As for the thorny issue of Jerusalem, Greenblatt echoed Netanyahu by asserting that “no international consensus or interpretation of international law will persuade the United States or Israel that a city in which Jews have lived and worshipped for nearly 3,000 years and has been the capital of the Jewish State for 70 years, is not—today and forever—the capital of Israel.”
Both U.S. Ambassador to Israel David Friedman, who has enjoyed an outsized influence on U.S. Mideast policy, and Secretary of State Mike Pompeo have also been guided by biblical scripture in their understanding of Washington’s policy priorities for Israel and Palestine. Last spring, Pompeo broke with decades of practice by being the first secretary of state to officially visit the Western Wall while accompanied by Netanyahu, thus giving a nod of support to Israel’s assertion of sovereignty over Arab East Jerusalem. During that trip, Pompeo stated in an interview with the Christian Broadcasting Network that his “task” at the State Department is “informed by [his] understanding of [his] faith.” Replying to a question as to whether God had sent Trump to protect the Jewish people from Iran, like Queen Esther in the Bible, he replied it was “possible.”
The insertion of Judeo-Christian faith into official U.S. Mideast policy is dangerous for the prospects of peace. It has not gone unnoticed by Palestinian Muslims and Christians, who watched via satellite as Trump announced his intention to relocate the U.S. embassy to Jerusalem only weeks before Christmas last year.
As problematic as the infusion of religion into the Palestinian-Israeli conflict has been, the Palestinian Authority (PA) has been more concerned with finding ways to respond to both the U.S. funding cuts and Israel’s withholding of Palestinian tax revenues. U.S.-sponsored peace talks have been abandoned in favor of strategies for separating the West Bank from Israel and ending Palestinian dependency on the Israelis and the Oslo framework’s economic protocol.

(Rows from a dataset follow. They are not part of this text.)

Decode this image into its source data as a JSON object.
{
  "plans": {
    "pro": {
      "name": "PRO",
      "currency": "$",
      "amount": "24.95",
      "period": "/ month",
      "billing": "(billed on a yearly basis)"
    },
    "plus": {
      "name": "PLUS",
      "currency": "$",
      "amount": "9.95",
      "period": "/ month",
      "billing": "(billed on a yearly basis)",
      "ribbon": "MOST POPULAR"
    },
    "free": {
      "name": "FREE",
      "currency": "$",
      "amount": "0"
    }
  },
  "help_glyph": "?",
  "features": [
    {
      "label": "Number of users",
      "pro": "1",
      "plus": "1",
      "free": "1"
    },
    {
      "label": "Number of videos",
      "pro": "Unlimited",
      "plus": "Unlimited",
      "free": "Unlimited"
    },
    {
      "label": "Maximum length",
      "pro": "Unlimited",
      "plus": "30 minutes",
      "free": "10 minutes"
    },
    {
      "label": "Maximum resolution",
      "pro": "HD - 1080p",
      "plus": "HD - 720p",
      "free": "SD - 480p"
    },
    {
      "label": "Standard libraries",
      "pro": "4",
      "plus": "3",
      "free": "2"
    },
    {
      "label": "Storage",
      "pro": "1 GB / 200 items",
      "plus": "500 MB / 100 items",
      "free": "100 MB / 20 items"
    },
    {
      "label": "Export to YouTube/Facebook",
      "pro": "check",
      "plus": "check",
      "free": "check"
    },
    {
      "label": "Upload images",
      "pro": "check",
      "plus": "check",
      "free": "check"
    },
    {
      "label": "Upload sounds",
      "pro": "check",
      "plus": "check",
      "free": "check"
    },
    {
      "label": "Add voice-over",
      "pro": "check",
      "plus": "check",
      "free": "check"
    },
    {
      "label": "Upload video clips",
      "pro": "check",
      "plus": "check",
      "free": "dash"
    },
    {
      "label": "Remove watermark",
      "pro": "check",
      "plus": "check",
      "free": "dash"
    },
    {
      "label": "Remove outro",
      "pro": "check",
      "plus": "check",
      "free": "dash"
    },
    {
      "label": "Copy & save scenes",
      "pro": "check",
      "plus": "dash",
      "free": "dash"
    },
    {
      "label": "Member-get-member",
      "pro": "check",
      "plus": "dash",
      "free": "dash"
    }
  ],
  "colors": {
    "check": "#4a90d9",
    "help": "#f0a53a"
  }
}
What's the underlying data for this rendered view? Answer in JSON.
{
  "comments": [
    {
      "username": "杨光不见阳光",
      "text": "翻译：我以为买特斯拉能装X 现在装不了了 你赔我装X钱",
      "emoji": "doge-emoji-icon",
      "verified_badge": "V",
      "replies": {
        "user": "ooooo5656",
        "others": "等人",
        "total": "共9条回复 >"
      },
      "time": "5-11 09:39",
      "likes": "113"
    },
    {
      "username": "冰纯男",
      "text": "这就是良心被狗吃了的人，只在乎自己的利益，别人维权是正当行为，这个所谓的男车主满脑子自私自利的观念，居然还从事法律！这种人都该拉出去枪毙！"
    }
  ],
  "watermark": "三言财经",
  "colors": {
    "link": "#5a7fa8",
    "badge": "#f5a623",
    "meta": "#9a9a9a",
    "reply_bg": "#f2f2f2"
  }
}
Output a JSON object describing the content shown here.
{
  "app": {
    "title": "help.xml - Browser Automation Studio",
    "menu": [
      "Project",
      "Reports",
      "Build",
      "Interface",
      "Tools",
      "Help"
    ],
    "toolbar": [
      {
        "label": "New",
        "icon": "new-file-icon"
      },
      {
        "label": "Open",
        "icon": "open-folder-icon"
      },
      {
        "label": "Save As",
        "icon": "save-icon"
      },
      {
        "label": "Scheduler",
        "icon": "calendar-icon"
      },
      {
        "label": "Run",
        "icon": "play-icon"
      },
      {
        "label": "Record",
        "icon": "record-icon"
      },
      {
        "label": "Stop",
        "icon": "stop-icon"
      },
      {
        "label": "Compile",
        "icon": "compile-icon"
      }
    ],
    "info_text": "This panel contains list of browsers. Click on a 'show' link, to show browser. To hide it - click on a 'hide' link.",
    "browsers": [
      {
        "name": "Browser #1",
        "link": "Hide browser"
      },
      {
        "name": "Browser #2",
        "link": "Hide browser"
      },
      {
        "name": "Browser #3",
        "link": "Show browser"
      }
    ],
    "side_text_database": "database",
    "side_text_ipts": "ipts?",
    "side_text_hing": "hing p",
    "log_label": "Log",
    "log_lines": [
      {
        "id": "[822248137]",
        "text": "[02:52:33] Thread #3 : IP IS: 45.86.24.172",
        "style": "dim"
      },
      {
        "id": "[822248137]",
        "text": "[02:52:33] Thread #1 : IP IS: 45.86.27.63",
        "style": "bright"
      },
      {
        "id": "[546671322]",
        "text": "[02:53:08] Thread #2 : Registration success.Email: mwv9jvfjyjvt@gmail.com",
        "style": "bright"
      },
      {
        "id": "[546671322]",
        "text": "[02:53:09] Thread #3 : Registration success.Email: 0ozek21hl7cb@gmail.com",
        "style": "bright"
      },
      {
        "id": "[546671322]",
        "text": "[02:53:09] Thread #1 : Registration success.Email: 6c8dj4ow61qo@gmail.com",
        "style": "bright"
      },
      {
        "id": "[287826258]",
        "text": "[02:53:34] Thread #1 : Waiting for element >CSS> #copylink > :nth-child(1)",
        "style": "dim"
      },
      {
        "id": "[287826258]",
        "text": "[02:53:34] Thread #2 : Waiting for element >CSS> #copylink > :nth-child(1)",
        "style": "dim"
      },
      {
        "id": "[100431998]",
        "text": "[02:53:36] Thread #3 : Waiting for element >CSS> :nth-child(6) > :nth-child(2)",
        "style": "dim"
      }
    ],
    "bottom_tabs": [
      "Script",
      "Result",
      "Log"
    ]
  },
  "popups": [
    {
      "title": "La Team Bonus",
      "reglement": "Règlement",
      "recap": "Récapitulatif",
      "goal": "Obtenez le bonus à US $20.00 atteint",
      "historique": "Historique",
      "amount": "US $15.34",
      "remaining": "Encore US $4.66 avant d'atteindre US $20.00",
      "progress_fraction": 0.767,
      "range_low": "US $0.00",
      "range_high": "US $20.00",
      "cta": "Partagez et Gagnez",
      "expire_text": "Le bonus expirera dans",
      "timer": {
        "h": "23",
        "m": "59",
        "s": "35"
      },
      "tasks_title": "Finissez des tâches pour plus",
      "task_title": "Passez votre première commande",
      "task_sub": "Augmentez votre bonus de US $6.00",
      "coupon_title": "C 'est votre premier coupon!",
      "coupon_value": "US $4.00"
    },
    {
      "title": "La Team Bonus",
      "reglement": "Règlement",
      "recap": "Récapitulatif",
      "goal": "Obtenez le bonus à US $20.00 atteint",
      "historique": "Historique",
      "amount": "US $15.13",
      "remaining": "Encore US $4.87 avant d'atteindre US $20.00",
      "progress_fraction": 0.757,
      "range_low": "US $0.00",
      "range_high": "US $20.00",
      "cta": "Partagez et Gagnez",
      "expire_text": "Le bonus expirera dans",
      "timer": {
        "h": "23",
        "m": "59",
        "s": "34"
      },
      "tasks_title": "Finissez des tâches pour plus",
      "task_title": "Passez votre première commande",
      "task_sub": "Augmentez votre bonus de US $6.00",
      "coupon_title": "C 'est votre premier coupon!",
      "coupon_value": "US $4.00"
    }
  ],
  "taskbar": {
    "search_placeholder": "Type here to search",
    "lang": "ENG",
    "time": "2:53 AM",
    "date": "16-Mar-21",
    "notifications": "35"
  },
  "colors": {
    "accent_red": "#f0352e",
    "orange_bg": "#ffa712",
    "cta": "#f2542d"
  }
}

In July, Palestinian Authority President Mahmoud Abbas announced that the PA intended to suspend all agreements with Israel. A committee composed of the leaders of various political factions came together to look at the legal, economic, and political implications of separating from Israel. One economic measure that has already been taken this year involves ending Palestinian patient transfers to Israeli hospitals. This is apparently having a negative impact on the functioning of these hospitals, which receive approximately $100 million per year in reimbursements from the PA.
Other initiatives have also been implemented, including ending PA recognition of Israel’s civil administration in parts of the West Bank designated as Area C, over which Israel has full security and civil control under the Oslo II Accord, and treating all of the occupied West Bank as Palestinian sovereign territory. The practical effect of this is unclear in light of the PA’s inability to prevent Israeli demolitions in Wadi al-Hummus, a Palestinian neighborhood of Jerusalem that is supposed to be under Palestinian civil and security authority pursuant to the Oslo Accords.
With a Trump administration unable to see the perils of having the Israeli-Palestinian conflict devolve into a religious one, or of having Israel extend its sovereignty over millions of disenfranchised Palestinians, it will be left to the next U.S. administration to try to come up with a way to repair the damage that will have been done. If there is anything good in the present situation it lies in the absolute clarity of the moral choice: The United States will either have to accept conquest as a lawful way for states to expand their borders; or will it have to uphold international legality and the rule of law.
Hopefully, for the next administration, the answer won’t come down to one of biblical interpretation.